One of the most memorable experiences you can have in your lifetime is a tea ceremony in Kyoto. The Japanese tea ceremony is a formal way of preparing and consuming green tea, usually in an old-fashioned tea house with tatami flooring. One of the main goals of the tea ceremony is to provide a setting where guests can experience the host's hospitality away from the hectic pace of daily life.
The traditional tea ceremony is also available in some locations. Many groups throughout Japan organize tea rituals with varying levels of formality and authenticity. Hotels, cultural centers, and some traditional gardens are included.
An elaborate, traditional tea ceremony lasts for several hours and begins with a kaiseki course meal. A bowl of thick tea comes next, and a bowl of thin tea comes last. But nowadays, the majority of tea rituals only include drinking a bowl of thin tea.

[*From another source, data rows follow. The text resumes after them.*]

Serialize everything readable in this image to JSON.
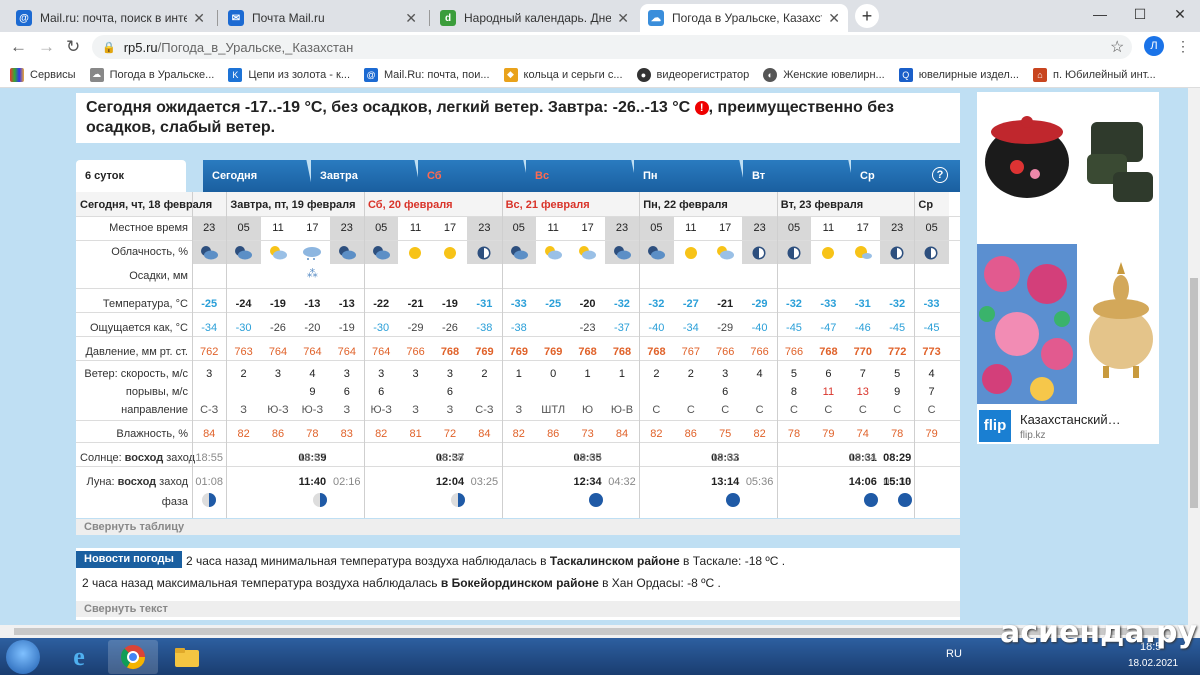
{
  "browser": {
    "tabs": [
      {
        "title": "Mail.ru: почта, поиск в интернете",
        "icon": "mailru-icon",
        "color": "#1c6ad2"
      },
      {
        "title": "Почта Mail.ru",
        "icon": "mail-icon",
        "color": "#1c6ad2"
      },
      {
        "title": "Народный календарь. Дневник",
        "icon": "calendar-icon",
        "color": "#3b9d3b"
      },
      {
        "title": "Погода в Уральске, Казахстан -",
        "icon": "weather-icon",
        "color": "#3a8edb"
      }
    ],
    "url_host": "rp5.ru",
    "url_path": "/Погода_в_Уральске,_Казахстан",
    "avatar_letter": "Л",
    "bookmarks": [
      "Сервисы",
      "Погода в Уральске...",
      "Цепи из золота - к...",
      "Mail.Ru: почта, пои...",
      "кольца и серьги с...",
      "видеорегистратор",
      "Женские ювелирн...",
      "ювелирные издел...",
      "п. Юбилейный инт..."
    ]
  },
  "forecast": {
    "line1": "Сегодня ожидается -17..-19 °С, без осадков, легкий ветер. Завтра: -26..-13 °С",
    "line1b": ", преимущественно без",
    "line2": "осадков, слабый ветер."
  },
  "weather_tabs": [
    {
      "label": "6 суток"
    },
    {
      "label": "Сегодня"
    },
    {
      "label": "Завтра"
    },
    {
      "label": "Сб",
      "red": true
    },
    {
      "label": "Вс",
      "red": true
    },
    {
      "label": "Пн"
    },
    {
      "label": "Вт"
    },
    {
      "label": "Ср"
    }
  ],
  "help_label": "?",
  "days": [
    {
      "title": "Сегодня, чт, 18 февраля",
      "red": false
    },
    {
      "title": "Завтра, пт, 19 февраля",
      "red": false
    },
    {
      "title": "Сб, 20 февраля",
      "red": true
    },
    {
      "title": "Вс, 21 февраля",
      "red": true
    },
    {
      "title": "Пн, 22 февраля",
      "red": false
    },
    {
      "title": "Вт, 23 февраля",
      "red": false
    },
    {
      "title": "Ср",
      "red": false
    }
  ],
  "row_labels": {
    "time": "Местное время",
    "cloud": "Облачность, %",
    "precip": "Осадки, мм",
    "temp": "Температура, °С",
    "feels": "Ощущается как, °С",
    "pressure": "Давление, мм рт. ст.",
    "wind_speed": "Ветер: скорость, м/с",
    "gusts": "порывы, м/с",
    "direction": "направление",
    "humidity": "Влажность, %",
    "sun_prefix": "Солнце:",
    "sun_rise": "восход",
    "sun_set": "заход",
    "moon_prefix": "Луна:",
    "moon_rise": "восход",
    "moon_set": "заход",
    "phase": "фаза"
  },
  "columns": [
    {
      "time": "23",
      "night": true,
      "icon": "cloud-moon",
      "temp": "-25",
      "feels": "-34",
      "pressure": "762",
      "wind": "3",
      "gust": "",
      "dir": "С-З",
      "hum": "84"
    },
    {
      "time": "05",
      "night": true,
      "icon": "cloud-moon",
      "temp": "-24",
      "feels": "-30",
      "pressure": "763",
      "wind": "2",
      "gust": "",
      "dir": "З",
      "hum": "82"
    },
    {
      "time": "11",
      "night": false,
      "icon": "cloud-sun",
      "temp": "-19",
      "feels": "-26",
      "pressure": "764",
      "wind": "3",
      "gust": "",
      "dir": "Ю-З",
      "hum": "86"
    },
    {
      "time": "17",
      "night": false,
      "icon": "cloud-snow",
      "temp": "-13",
      "feels": "-20",
      "pressure": "764",
      "wind": "4",
      "gust": "9",
      "dir": "Ю-З",
      "hum": "78"
    },
    {
      "time": "23",
      "night": true,
      "icon": "cloud-moon",
      "temp": "-13",
      "feels": "-19",
      "pressure": "764",
      "wind": "3",
      "gust": "6",
      "dir": "З",
      "hum": "83"
    },
    {
      "time": "05",
      "night": true,
      "icon": "cloud-moon",
      "temp": "-22",
      "feels": "-30",
      "pressure": "764",
      "wind": "3",
      "gust": "6",
      "dir": "Ю-З",
      "hum": "82"
    },
    {
      "time": "11",
      "night": false,
      "icon": "sun",
      "temp": "-21",
      "feels": "-29",
      "pressure": "766",
      "wind": "3",
      "gust": "",
      "dir": "З",
      "hum": "81"
    },
    {
      "time": "17",
      "night": false,
      "icon": "sun",
      "temp": "-19",
      "feels": "-26",
      "pressure": "768",
      "wind": "3",
      "gust": "6",
      "dir": "З",
      "hum": "72"
    },
    {
      "time": "23",
      "night": true,
      "icon": "moon",
      "temp": "-31",
      "feels": "-38",
      "pressure": "769",
      "wind": "2",
      "gust": "",
      "dir": "С-З",
      "hum": "84"
    },
    {
      "time": "05",
      "night": true,
      "icon": "cloud-moon",
      "temp": "-33",
      "feels": "-38",
      "pressure": "769",
      "wind": "1",
      "gust": "",
      "dir": "З",
      "hum": "82"
    },
    {
      "time": "11",
      "night": false,
      "icon": "cloud-sun",
      "temp": "-25",
      "feels": "",
      "pressure": "769",
      "wind": "0",
      "gust": "",
      "dir": "ШТЛ",
      "hum": "86"
    },
    {
      "time": "17",
      "night": false,
      "icon": "cloud-sun",
      "temp": "-20",
      "feels": "-23",
      "pressure": "768",
      "wind": "1",
      "gust": "",
      "dir": "Ю",
      "hum": "73"
    },
    {
      "time": "23",
      "night": true,
      "icon": "cloud-moon",
      "temp": "-32",
      "feels": "-37",
      "pressure": "768",
      "wind": "1",
      "gust": "",
      "dir": "Ю-В",
      "hum": "84"
    },
    {
      "time": "05",
      "night": true,
      "icon": "cloud-moon",
      "temp": "-32",
      "feels": "-40",
      "pressure": "768",
      "wind": "2",
      "gust": "",
      "dir": "С",
      "hum": "82"
    },
    {
      "time": "11",
      "night": false,
      "icon": "sun",
      "temp": "-27",
      "feels": "-34",
      "pressure": "767",
      "wind": "2",
      "gust": "",
      "dir": "С",
      "hum": "86"
    },
    {
      "time": "17",
      "night": false,
      "icon": "cloud-sun",
      "temp": "-21",
      "feels": "-29",
      "pressure": "766",
      "wind": "3",
      "gust": "6",
      "dir": "С",
      "hum": "75"
    },
    {
      "time": "23",
      "night": true,
      "icon": "moon",
      "temp": "-29",
      "feels": "-40",
      "pressure": "766",
      "wind": "4",
      "gust": "",
      "dir": "С",
      "hum": "82"
    },
    {
      "time": "05",
      "night": true,
      "icon": "moon",
      "temp": "-32",
      "feels": "-45",
      "pressure": "766",
      "wind": "5",
      "gust": "8",
      "dir": "С",
      "hum": "78"
    },
    {
      "time": "11",
      "night": false,
      "icon": "sun",
      "temp": "-33",
      "feels": "-47",
      "pressure": "768",
      "wind": "6",
      "gust": "11",
      "dir": "С",
      "hum": "79"
    },
    {
      "time": "17",
      "night": false,
      "icon": "sun-cloud",
      "temp": "-31",
      "feels": "-46",
      "pressure": "770",
      "wind": "7",
      "gust": "13",
      "dir": "С",
      "hum": "74"
    },
    {
      "time": "23",
      "night": true,
      "icon": "moon",
      "temp": "-32",
      "feels": "-45",
      "pressure": "772",
      "wind": "5",
      "gust": "9",
      "dir": "С",
      "hum": "78"
    },
    {
      "time": "05",
      "night": true,
      "icon": "moon",
      "temp": "-33",
      "feels": "-45",
      "pressure": "773",
      "wind": "4",
      "gust": "7",
      "dir": "С",
      "hum": "79"
    }
  ],
  "sun": [
    {
      "rise": "",
      "set": "18:55"
    },
    {
      "rise": "08:39",
      "set": "18:57"
    },
    {
      "rise": "08:37",
      "set": "18:58"
    },
    {
      "rise": "08:35",
      "set": "19:00"
    },
    {
      "rise": "08:33",
      "set": "19:02"
    },
    {
      "rise": "08:31",
      "set": "19:04"
    },
    {
      "rise": "08:29",
      "set": ""
    }
  ],
  "moon": [
    {
      "rise": "",
      "set": "01:08"
    },
    {
      "rise": "11:40",
      "set": "02:16"
    },
    {
      "rise": "12:04",
      "set": "03:25"
    },
    {
      "rise": "12:34",
      "set": "04:32"
    },
    {
      "rise": "13:14",
      "set": "05:36"
    },
    {
      "rise": "14:06",
      "set": "06:33"
    },
    {
      "rise": "15:10",
      "set": ""
    }
  ],
  "collapse_table": "Свернуть таблицу",
  "news": {
    "badge": "Новости погоды",
    "item1_pre": "2 часа назад минимальная температура воздуха наблюдалась в ",
    "item1_bold": "Таскалинском районе",
    "item1_post": " в Таскале: -18 ºC .",
    "item2_pre": "2 часа назад максимальная температура воздуха наблюдалась ",
    "item2_bold": "в Бокейординском районе",
    "item2_post": " в Хан Ордасы: -8 ºC .",
    "collapse": "Свернуть текст"
  },
  "ad": {
    "title": "Казахстанский…",
    "domain": "flip.kz",
    "logo": "flip"
  },
  "taskbar": {
    "lang": "RU",
    "time": "18:5",
    "date": "18.02.2021"
  },
  "watermark": "асиенда.ру",
  "colors": {
    "cold_temp": "#2a9fd8",
    "pressure": "#e0622a",
    "tab_blue": "#1a5fa0",
    "page_bg": "#bfdff3"
  }
}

Gion District, Kyoto's most well-known geisha district, is another place you can wander. Between the Kamo River in the west and Yasaka Shrine in the east, it is situated in the area bordered by Shijo Avenue. This district is crowded with stores, restaurants, and ochaya (teahouses), where geiko (known as geisha in Kyoto) and maiko (geiko apprentices) provide entertainment.
Hanami-koji Street is the most frequented area in Gion. The street and its side alleyways are lined with preserved machiya houses, many of which are being used as restaurants, making it a lovely and expensive place to eat. In addition to other local and international cuisines, these restaurants serve Kyoto-style kaiseki ryori (Japanese haute cuisine).
The Shirakawa Area is another beautiful area of Gion that you can visit. High-class restaurants, ochaya, and willow trees flank the canal, which you can enjoy. Compared to Hanami-koji Street, the Shirakawa Area is often a little calmer.
The ideal itinerary for a trip to Gion includes a stroll in the nearby Higashiyama District. More historically significant streets and boutiques can be found here. These stores offer a wide variety of local delicacies, crafts, and souvenirs.
Kyoto does indeed have a lot of beautiful sites to explore throughout the year. You may pass several weeks here without becoming bored. Therefore, for the finest experience, if you're intending to visit Kyoto soon, be sure to go to the locations listed above! Kyōto de aimashō!
Also, if you feel quite interested about Japanese culture and would like to enjoy your trip to Kyōto more than the average tourist, we would recommend you to take some basic Japanese lessons to learn basic words and sentences that will definitely help you communicate with locals.